Ireland’s deputy PM has warned governments doing trade deals with the UK that it is a nation that “doesn’t necessarily keep its word”.
Leo Varadkar made the comment after Dominic Cummings suggested the UK had always intended to tear up the Brexit deal it signed with the EU in 2019.
Boris Johnson’s ex-adviser said the plan had been to “ditch the bits we didn’t like” after winning power.
Mr Johnson fought the 2019 election on a “Get Brexit done” platform.
During the campaign, he repeatedly claimed the withdrawal agreement he had negotiated with Brussels – including the Northern Ireland Protocol – was a “great” deal that was “oven ready”.
The UK now wants to change the deal to allow goods to circulate more freely between Great Britain and Northern Ireland.
EU officials are travelling to London later to present their proposals for the border – but they are unwilling to rewrite the protocol and their proposals are unlikely to satisfy Brexit minister Lord Frost, who laid out the UK’s plans for an entirely new protocol on Tuesday.
Mr Cummings – who has turned against Mr Johnson since being removed from Downing Street at the end of 2020 – claims the prime minister never understood what the withdrawal agreement really meant.
He tweeted: “What I’ve said does NOT mean ‘the PM was lying in General Election 2019’, he never had a scoobydoo what the deal he signed meant.
“He never understood what leaving Customs Union meant until November 2020.”
When the prime minister did finally comprehend, said Mr Cummings, “he was babbling ‘I’d never have signed it if I’d understood it’ (but that WAS a lie)”.
The former Vote Leave campaign chief said that when Mr Johnson entered Downing Street in 2019, the country was facing the “worst constitutional crisis in a century” with much of what he called the “deep state” angling for “Brino” [Brexit in name only] or a second referendum.
“So we wriggled through with best option we could and intended to get the trolley [his nickname for Boris Johnson] to ditch bits we didn’t like after whacking [Labour leader Jeremy] Corbyn. We prioritised,” he said.

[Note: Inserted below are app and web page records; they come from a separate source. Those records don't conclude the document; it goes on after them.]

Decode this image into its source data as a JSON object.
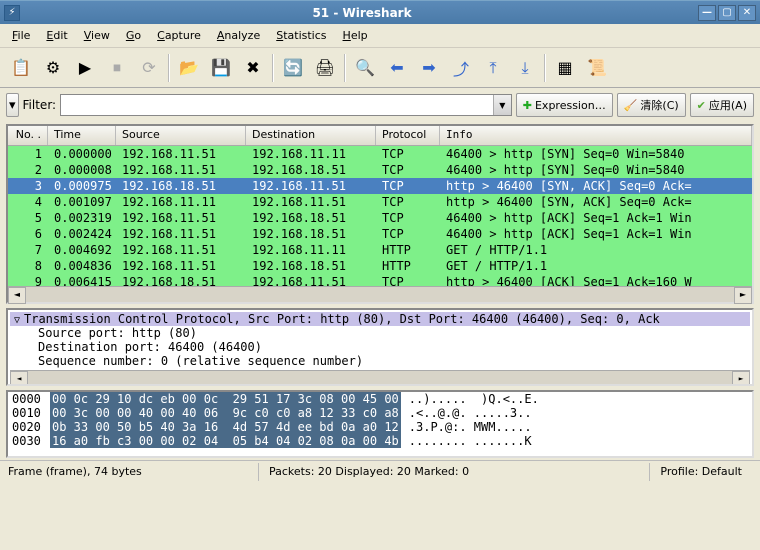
{
  "window": {
    "title": "51 - Wireshark"
  },
  "menubar": [
    "File",
    "Edit",
    "View",
    "Go",
    "Capture",
    "Analyze",
    "Statistics",
    "Help"
  ],
  "filterbar": {
    "filter_label": "Filter:",
    "expression_label": "Expression…",
    "clear_label": "清除(C)",
    "apply_label": "应用(A)",
    "filter_value": ""
  },
  "columns": [
    "No. .",
    "Time",
    "Source",
    "Destination",
    "Protocol",
    "Info"
  ],
  "rows": [
    {
      "no": "1",
      "time": "0.000000",
      "src": "192.168.11.51",
      "dst": "192.168.11.11",
      "proto": "TCP",
      "info": "46400 > http [SYN] Seq=0 Win=5840",
      "sel": false
    },
    {
      "no": "2",
      "time": "0.000008",
      "src": "192.168.11.51",
      "dst": "192.168.18.51",
      "proto": "TCP",
      "info": "46400 > http [SYN] Seq=0 Win=5840",
      "sel": false
    },
    {
      "no": "3",
      "time": "0.000975",
      "src": "192.168.18.51",
      "dst": "192.168.11.51",
      "proto": "TCP",
      "info": "http > 46400 [SYN, ACK] Seq=0 Ack=",
      "sel": true
    },
    {
      "no": "4",
      "time": "0.001097",
      "src": "192.168.11.11",
      "dst": "192.168.11.51",
      "proto": "TCP",
      "info": "http > 46400 [SYN, ACK] Seq=0 Ack=",
      "sel": false
    },
    {
      "no": "5",
      "time": "0.002319",
      "src": "192.168.11.51",
      "dst": "192.168.18.51",
      "proto": "TCP",
      "info": "46400 > http [ACK] Seq=1 Ack=1 Win",
      "sel": false
    },
    {
      "no": "6",
      "time": "0.002424",
      "src": "192.168.11.51",
      "dst": "192.168.18.51",
      "proto": "TCP",
      "info": "46400 > http [ACK] Seq=1 Ack=1 Win",
      "sel": false
    },
    {
      "no": "7",
      "time": "0.004692",
      "src": "192.168.11.51",
      "dst": "192.168.11.11",
      "proto": "HTTP",
      "info": "GET / HTTP/1.1",
      "sel": false
    },
    {
      "no": "8",
      "time": "0.004836",
      "src": "192.168.11.51",
      "dst": "192.168.18.51",
      "proto": "HTTP",
      "info": "GET / HTTP/1.1",
      "sel": false
    },
    {
      "no": "9",
      "time": "0.006415",
      "src": "192.168.18.51",
      "dst": "192.168.11.51",
      "proto": "TCP",
      "info": "http > 46400 [ACK] Seq=1 Ack=160 W",
      "sel": false
    }
  ],
  "detail": {
    "head": "Transmission Control Protocol, Src Port: http (80), Dst Port: 46400 (46400), Seq: 0, Ack",
    "lines": [
      "Source port: http (80)",
      "Destination port: 46400 (46400)",
      "Sequence number: 0    (relative sequence number)"
    ]
  },
  "hex": [
    {
      "off": "0000",
      "b": "00 0c 29 10 dc eb 00 0c  29 51 17 3c 08 00 45 00",
      "a": "..).....  )Q.<..E."
    },
    {
      "off": "0010",
      "b": "00 3c 00 00 40 00 40 06  9c c0 c0 a8 12 33 c0 a8",
      "a": ".<..@.@. .....3.."
    },
    {
      "off": "0020",
      "b": "0b 33 00 50 b5 40 3a 16  4d 57 4d ee bd 0a a0 12",
      "a": ".3.P.@:. MWM....."
    },
    {
      "off": "0030",
      "b": "16 a0 fb c3 00 00 02 04  05 b4 04 02 08 0a 00 4b",
      "a": "........ .......K"
    }
  ],
  "statusbar": {
    "frame": "Frame (frame), 74 bytes",
    "packets": "Packets: 20 Displayed: 20 Marked: 0",
    "profile": "Profile: Default"
  }
}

In July this year, Mr Cummings told the BBC’s Political Editor Laura Kuenssberg the Irish government had also wanted to “fudge things” and “it suited both sides to sign up to something that was not what either side had really wanted and which punted difficult questions into the future”.
In his latest tweets, Mr Cummings dismissed suggestions that abandoning elements of the deal would mean breaking international law.
“Our priorities meant e.g. getting Brexit done is 10,000 times more important than lawyers yapping re international law in negotiations with people who break international law all the time,” he said.
Mr Varadkar told RTE television: “I hope Dominic Cummings is speaking for himself and not for the British government.
“But those comments are very alarming because that would indicate that this is a government, an administration, that acted in bad faith and that message needs to be heard around the world.
“If the British government doesn’t honour its agreements, it doesn’t adhere to treaties it signs, that must apply to everyone else too.
“At the moment they’re going around the world, they’re trying to negotiate new trade agreements…
“Surely the message must go out to all countries around the world that this is a British government that doesn’t necessarily keep its word and doesn’t necessarily honour the agreements it makes.
“And you shouldn’t make any agreements with them until such time as you’re confident that they keep their promises, and honour things, for example, like the protocol.”
Theresa May’s former chief of staff, Lord Gavin Barwell, has, meanwhile, warned the UK’s proposal for changing the Northern Ireland protocol has “no chance of success and is going to do even further damage to our relationship with our nearest neighbours”.
“My problem is if you agree something and fight an election saying what a fantastic deal this is – and then almost immediately afterwards you start to try and unpick the thing – the danger is the people you negotiating with think you didn’t agree it in good faith in first place, and that makes it much more challenging when you try to renegotiate it,” he told an Institute for Government event.
He said he did not like the current Northern Ireland Protocol – but argued that the UK government had to meet the EU “half way”.